**Problem to work on**
Please copy each line from the entries that contains the string "preview".
:: Data for this exercise ::
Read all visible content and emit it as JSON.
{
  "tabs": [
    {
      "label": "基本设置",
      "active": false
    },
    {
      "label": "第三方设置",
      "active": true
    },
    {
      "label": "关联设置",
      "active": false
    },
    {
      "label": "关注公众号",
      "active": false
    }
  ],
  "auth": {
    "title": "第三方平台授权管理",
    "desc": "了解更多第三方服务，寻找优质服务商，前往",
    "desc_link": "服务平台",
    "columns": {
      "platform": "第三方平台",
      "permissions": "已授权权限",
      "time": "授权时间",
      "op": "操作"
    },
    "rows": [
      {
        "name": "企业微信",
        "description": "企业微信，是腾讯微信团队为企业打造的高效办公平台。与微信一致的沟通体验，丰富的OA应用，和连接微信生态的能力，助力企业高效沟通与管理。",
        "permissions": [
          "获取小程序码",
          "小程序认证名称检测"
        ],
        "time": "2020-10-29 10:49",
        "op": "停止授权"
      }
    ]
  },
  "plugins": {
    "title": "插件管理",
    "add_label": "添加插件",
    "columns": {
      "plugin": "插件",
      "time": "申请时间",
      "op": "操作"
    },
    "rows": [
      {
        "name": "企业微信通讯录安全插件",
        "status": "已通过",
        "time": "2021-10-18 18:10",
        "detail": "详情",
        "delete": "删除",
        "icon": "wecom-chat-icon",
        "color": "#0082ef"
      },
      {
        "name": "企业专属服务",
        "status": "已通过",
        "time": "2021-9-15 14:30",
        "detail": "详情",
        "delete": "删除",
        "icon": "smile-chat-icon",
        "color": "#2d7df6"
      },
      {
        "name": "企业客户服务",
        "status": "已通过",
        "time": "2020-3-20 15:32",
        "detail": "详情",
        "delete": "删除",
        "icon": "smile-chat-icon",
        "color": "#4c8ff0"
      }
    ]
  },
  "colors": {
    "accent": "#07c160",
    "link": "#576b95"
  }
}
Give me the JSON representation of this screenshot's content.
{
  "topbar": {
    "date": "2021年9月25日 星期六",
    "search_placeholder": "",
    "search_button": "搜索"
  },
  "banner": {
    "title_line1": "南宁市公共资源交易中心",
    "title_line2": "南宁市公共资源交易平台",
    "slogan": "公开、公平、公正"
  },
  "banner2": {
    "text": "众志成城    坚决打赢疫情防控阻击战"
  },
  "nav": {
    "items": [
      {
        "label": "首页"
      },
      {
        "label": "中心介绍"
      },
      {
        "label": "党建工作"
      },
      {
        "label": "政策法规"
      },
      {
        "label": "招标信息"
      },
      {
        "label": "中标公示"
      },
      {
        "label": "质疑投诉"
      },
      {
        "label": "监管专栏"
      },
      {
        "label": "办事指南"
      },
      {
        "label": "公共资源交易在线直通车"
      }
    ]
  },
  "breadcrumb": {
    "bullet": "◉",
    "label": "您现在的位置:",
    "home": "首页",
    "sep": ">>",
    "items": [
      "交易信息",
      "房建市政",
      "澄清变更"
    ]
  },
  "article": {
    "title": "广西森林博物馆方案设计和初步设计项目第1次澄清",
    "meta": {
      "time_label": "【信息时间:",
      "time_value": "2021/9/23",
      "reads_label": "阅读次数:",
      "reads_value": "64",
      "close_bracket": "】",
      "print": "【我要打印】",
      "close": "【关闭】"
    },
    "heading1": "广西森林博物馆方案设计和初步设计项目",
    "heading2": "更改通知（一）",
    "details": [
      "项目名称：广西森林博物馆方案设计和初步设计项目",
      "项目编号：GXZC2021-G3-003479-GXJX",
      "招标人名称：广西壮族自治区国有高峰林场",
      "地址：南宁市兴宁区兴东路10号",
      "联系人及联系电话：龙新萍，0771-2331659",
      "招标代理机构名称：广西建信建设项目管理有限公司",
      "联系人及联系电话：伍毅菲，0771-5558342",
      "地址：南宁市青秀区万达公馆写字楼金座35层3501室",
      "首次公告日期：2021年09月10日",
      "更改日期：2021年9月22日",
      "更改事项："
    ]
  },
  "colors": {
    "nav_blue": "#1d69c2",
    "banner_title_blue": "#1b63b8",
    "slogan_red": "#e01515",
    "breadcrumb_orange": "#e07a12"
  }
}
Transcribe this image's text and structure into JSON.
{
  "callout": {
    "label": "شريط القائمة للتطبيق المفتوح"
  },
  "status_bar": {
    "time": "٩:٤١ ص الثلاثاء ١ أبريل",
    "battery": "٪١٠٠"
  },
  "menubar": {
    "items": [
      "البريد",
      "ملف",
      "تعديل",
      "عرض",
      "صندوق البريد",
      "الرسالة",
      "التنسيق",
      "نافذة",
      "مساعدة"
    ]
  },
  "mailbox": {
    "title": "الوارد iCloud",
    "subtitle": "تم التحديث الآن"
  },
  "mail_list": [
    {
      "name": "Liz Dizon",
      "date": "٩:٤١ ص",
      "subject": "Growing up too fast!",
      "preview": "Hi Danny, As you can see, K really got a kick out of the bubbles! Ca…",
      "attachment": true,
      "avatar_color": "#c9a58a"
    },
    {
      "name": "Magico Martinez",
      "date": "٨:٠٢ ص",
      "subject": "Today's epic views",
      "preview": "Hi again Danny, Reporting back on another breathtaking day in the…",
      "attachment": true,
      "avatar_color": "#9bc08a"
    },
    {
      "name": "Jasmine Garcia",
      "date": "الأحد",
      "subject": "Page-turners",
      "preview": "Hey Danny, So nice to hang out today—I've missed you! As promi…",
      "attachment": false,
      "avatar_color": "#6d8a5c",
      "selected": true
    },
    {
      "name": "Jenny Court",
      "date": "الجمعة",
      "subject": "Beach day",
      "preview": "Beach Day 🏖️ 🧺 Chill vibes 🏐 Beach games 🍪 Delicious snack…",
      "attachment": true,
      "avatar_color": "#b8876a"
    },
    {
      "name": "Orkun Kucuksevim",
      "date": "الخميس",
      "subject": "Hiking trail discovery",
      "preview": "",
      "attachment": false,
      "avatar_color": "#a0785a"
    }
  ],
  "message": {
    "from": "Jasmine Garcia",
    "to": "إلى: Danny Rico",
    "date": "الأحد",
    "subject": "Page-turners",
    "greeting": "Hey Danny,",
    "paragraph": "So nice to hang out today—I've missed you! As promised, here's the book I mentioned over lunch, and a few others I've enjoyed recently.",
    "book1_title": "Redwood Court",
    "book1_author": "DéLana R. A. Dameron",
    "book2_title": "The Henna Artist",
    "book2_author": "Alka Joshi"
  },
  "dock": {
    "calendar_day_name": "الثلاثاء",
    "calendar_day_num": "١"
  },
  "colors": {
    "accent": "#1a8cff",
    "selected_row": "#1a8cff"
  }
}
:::
**Finished task**
      "preview": "Hi Danny, As you can see, K really got a kick out of the bubbles! Ca…",
      "preview": "Hi again Danny, Reporting back on another breathtaking day in the…",
      "preview": "Hey Danny, So nice to hang out today—I've missed you! As promi…",
      "preview": "Beach Day 🏖️ 🧺 Chill vibes 🏐 Beach games 🍪 Delicious snack…",
      "preview": "",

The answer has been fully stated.